Cardiac ion channelopathies are genetic abnormalities in heart cell proteins that control heart electrical activity and thus can cause heart rhythm disturbances.

Most people who have cardiac ion channelopathies have no other heart disease, such as a heart attack or a heart valve disorder, but they carry mutations in the genes that determine the make-up or the regulation of heart membrane pores (channels) and are predisposed to heart rhythm abnormalities.

Types of channelopathies include

Long QT syndrome

Short QT syndrome

J-wave syndrome

Catecholaminergic Polymorphic Ventricular Tachycardia (CPVT)

Brugada syndrome

The electrical defects sometimes cause ventricular tachycardia, a dangerously rapid heart rhythm, or ventricular fibrillation, in which the heart does not beat at all.


Some people never have any symptoms, but many people have fainted because of ventricular tachycardia. Those who have ventricular fibrillation have a sudden cardiac arrest.

Symptoms may be triggered by fever or some drugs, including some antiarrhythmic drugs and some antidepressants.


Doctors consider a channelopathy in people who have family members who have a history of fainting or unexplained death due to a heart problem, especially if the death occurred at a young age.

Electrocardiography (ECG) is used to make the diagnosis. But sometimes the pattern of ECG abnormalities is less clear. In such cases, doctors may try to provoke the heart rhythm disturbance with a drug or with exercise, enabling doctors to make a diagnosis.

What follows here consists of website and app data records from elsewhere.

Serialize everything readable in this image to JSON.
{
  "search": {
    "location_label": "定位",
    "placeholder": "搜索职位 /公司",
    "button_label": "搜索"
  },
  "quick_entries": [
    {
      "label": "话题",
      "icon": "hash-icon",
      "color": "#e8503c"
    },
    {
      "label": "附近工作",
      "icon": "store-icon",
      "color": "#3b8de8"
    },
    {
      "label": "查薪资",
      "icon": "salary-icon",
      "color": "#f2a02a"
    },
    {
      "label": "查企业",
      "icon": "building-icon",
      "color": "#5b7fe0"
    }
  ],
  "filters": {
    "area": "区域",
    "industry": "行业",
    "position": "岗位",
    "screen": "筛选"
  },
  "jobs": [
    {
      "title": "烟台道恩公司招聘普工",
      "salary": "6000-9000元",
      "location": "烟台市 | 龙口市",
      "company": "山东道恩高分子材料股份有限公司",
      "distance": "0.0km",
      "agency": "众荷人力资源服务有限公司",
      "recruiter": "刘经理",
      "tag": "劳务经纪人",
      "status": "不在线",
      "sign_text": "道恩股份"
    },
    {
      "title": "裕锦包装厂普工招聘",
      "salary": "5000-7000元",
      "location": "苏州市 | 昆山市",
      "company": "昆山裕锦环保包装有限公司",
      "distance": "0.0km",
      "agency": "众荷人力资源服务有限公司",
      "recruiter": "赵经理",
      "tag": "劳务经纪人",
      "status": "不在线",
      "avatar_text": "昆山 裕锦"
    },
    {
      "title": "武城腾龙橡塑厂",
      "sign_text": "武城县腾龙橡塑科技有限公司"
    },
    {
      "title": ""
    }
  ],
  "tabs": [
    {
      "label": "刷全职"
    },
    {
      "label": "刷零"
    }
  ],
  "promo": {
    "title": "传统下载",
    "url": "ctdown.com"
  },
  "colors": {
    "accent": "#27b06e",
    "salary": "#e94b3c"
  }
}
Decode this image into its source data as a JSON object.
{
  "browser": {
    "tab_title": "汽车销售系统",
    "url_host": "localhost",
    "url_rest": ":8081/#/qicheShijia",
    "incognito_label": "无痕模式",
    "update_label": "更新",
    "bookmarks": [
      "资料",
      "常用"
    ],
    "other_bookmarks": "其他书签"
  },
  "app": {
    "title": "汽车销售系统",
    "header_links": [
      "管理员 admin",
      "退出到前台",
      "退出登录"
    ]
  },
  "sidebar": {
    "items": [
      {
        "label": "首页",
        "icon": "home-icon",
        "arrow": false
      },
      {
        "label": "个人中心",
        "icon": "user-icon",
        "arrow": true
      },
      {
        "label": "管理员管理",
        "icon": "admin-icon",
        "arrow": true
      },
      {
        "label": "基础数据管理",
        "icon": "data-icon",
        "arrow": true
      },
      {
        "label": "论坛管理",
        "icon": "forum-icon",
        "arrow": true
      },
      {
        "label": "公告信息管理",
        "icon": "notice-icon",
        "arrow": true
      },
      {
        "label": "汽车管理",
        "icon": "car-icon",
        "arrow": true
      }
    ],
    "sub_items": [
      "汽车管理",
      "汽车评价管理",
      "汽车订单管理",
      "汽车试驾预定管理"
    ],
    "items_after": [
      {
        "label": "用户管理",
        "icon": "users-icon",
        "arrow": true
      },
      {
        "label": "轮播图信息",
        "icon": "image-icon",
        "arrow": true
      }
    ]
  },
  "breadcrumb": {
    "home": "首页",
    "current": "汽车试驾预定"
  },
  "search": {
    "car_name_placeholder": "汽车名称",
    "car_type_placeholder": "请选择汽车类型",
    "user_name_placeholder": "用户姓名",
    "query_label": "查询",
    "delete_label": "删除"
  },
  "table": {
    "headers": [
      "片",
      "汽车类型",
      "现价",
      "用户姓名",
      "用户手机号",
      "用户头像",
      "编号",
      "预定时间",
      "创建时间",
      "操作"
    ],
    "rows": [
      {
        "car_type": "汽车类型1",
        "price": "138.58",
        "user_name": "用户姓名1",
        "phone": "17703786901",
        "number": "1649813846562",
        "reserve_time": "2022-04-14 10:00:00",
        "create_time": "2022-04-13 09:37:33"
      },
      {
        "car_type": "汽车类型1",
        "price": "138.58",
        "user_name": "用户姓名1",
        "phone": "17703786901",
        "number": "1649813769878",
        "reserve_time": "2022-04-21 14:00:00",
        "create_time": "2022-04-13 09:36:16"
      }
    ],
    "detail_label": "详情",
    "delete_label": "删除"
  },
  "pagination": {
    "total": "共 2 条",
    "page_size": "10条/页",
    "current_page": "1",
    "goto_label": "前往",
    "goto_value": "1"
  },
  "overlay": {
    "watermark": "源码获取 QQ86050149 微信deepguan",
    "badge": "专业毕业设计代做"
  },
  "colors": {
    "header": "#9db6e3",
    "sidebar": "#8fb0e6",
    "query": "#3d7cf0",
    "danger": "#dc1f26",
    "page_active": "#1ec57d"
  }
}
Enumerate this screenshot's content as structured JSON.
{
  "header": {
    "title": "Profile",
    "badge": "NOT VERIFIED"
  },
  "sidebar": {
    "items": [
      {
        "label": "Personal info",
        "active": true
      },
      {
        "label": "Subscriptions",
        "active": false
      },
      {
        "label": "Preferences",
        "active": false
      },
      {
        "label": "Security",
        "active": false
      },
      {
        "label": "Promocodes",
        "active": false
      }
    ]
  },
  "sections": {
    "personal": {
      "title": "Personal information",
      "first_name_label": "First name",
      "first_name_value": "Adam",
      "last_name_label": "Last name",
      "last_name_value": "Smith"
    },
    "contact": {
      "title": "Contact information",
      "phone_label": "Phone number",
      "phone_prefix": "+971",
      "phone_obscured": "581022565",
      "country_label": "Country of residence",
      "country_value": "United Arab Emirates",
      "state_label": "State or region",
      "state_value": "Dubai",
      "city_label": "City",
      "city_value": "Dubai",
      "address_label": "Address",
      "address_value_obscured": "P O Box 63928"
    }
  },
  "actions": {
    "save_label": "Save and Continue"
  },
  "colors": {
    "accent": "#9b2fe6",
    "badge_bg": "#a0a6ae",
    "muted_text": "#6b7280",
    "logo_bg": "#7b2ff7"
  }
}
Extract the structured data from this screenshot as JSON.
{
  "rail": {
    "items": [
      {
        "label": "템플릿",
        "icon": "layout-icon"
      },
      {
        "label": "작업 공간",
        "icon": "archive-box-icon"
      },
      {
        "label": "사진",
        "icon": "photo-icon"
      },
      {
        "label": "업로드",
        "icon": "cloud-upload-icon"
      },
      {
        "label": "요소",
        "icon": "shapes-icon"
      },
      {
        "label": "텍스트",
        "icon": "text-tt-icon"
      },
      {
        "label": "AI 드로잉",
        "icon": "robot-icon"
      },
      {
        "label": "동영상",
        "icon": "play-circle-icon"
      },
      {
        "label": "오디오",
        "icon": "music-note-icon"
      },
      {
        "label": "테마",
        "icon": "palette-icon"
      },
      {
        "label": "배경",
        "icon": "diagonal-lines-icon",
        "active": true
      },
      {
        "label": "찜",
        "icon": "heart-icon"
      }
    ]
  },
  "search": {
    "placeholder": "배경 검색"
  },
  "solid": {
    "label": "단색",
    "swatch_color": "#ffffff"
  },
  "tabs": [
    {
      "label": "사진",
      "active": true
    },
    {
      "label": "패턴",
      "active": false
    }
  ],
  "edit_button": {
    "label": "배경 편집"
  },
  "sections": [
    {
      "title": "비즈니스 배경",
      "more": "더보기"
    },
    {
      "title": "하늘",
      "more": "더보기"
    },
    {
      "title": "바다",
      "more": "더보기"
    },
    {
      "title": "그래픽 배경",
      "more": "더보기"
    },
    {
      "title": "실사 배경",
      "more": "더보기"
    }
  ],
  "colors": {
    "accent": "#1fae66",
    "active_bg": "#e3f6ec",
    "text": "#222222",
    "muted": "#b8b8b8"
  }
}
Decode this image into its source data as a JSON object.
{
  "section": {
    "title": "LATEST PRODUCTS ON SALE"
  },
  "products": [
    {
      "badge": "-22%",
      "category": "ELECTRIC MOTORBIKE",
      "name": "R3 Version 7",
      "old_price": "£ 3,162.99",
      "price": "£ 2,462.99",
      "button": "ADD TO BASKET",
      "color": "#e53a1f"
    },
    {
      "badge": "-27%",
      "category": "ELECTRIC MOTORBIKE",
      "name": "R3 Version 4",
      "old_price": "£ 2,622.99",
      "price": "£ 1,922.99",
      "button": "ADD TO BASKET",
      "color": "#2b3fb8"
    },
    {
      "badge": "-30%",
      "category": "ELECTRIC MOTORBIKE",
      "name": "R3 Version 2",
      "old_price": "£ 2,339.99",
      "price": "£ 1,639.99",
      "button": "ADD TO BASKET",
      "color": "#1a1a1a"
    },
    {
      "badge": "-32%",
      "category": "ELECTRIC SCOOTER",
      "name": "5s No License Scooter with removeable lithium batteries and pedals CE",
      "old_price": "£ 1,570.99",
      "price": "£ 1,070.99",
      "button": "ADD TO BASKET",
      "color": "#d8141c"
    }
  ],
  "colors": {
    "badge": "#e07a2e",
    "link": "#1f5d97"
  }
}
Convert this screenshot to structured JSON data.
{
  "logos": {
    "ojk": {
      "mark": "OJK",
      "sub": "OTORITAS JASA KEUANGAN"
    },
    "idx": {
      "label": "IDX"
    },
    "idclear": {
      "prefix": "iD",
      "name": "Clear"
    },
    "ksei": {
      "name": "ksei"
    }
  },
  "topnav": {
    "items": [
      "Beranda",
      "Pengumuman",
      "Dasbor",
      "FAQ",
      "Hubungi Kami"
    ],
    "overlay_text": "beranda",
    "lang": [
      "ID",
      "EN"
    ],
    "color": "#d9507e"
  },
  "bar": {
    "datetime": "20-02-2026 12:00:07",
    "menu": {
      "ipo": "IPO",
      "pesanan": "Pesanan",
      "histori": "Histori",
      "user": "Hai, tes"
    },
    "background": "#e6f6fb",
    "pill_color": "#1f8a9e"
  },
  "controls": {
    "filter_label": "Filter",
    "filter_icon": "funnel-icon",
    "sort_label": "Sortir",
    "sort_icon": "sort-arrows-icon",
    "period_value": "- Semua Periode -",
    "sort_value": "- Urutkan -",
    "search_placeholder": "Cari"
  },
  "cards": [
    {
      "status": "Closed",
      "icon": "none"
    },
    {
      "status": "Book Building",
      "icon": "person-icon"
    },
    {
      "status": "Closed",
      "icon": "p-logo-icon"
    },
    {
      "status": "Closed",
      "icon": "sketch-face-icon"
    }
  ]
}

Usually, an implantable cardioverter-defibrillator (ICD), a small device that can detect an arrhythmia and deliver a shock to correct it, is used. This procedure is similar to the implantation of an artificial pacemaker.